Rulers [...] must constantly legitimize their reigns. Legitimizing activities include such things as external defense and internal order, alleviating the effects of local productivity fluctuations, undertaking local development projects, and providing food and entertainment (as in Imperial Rome) for urban masses. In many cases the productivity of these legitimizing investments will decline. Whatever activities a hierarchy undertakes initially to bond a population to itself (providing defense, agricultural development, public works, bread and circuses, and the like) often thereafter become de rigueur, so that further bonding activities are at higher cost, with little or no additional benefit to the hierarchy. [...] The alternative course is to reduce legitimizing activities and increase other means of behavioral control. Yet in such situations, as resources committed to benefits decline, resources committed to control must increase. Although quantitative cost/beneft data for such control systems are rare, it seems reasonable to infer that as the costs of coercion increase, the benefits (in the form of population compliance) probably do not grow proportionately [...] These remarks are not meant to suggest that social evolution carries no benefits, nor that the marginal product of social complexity always declines. The marginal product of any investment declines only after a certain point; prior to that point benefits increase faster than costs. Very often, though, societies do reach a level where continued investment in complexity yields a declining marginal return. At that point the society is investing heavily in an evolutionary course that is becoming less and less productive, where at increased cost it is able to do little more than maintain the status quo.
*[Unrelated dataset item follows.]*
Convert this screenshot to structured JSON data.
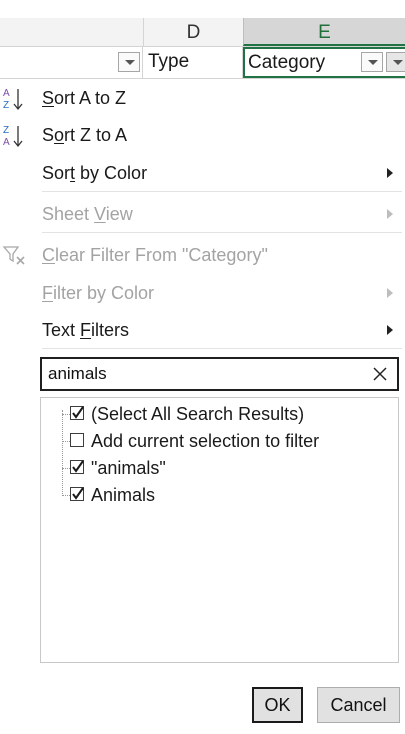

For human societies, the best key to continued socioeconomic growth, and to avoiding or circumventing (or at least financing) declines in marginal productivity, is to obtain a new energy subsidy when it becomes apparent that marginal productivity is beginning to drop. Among modern societies this has been accomplished by tapping fossil fuel reserves and the atom. Among societies without the technical springboard necessary for such development, the usual temptation is to acquire an energy subsidy through territorial expansion.